■ About this exercise
For the entries that follow, tally the lines holding the string "Übersetzung". Give the total and nothing else.
Supplied material Start Marker
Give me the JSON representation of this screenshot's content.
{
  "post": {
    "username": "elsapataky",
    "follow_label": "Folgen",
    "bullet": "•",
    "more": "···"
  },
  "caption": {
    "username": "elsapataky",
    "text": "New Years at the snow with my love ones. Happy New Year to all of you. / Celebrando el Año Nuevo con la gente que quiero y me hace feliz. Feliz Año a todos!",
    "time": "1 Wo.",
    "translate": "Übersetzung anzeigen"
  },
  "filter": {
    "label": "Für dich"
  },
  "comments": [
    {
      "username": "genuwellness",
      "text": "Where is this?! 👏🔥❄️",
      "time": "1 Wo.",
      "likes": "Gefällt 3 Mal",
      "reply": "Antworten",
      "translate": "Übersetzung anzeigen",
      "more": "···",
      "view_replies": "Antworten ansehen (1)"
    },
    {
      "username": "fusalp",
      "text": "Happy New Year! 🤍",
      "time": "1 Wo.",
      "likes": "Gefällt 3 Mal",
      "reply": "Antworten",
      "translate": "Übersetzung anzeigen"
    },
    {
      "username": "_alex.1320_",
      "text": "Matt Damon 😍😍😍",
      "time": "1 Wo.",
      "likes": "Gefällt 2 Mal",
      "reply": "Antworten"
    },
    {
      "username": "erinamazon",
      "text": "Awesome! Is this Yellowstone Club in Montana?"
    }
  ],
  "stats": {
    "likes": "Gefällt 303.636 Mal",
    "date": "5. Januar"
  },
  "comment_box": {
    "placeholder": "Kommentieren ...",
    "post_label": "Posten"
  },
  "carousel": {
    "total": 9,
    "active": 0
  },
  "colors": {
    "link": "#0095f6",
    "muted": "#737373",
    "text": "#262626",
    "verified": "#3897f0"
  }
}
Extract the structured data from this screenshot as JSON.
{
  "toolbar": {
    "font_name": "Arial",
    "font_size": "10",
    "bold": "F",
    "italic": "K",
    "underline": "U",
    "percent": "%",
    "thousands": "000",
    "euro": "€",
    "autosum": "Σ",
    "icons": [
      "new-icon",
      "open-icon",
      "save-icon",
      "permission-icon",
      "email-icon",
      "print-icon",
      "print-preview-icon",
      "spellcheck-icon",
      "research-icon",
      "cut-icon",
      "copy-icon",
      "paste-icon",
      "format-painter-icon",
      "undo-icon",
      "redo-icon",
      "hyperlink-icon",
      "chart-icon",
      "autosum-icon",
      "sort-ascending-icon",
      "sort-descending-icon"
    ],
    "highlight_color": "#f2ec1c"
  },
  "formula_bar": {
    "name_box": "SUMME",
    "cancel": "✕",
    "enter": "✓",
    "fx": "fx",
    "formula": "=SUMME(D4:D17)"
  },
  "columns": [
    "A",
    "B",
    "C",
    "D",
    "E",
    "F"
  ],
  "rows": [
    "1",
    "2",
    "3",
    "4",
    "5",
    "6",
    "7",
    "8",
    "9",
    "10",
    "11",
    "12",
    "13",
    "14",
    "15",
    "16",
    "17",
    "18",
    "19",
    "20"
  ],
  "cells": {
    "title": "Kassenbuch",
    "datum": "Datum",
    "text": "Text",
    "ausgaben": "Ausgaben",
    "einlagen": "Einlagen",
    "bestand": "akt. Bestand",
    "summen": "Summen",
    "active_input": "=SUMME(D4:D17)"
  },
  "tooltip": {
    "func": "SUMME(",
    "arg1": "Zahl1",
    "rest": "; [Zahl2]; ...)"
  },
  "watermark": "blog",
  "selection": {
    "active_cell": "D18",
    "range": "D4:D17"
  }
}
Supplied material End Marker
■ Answer
3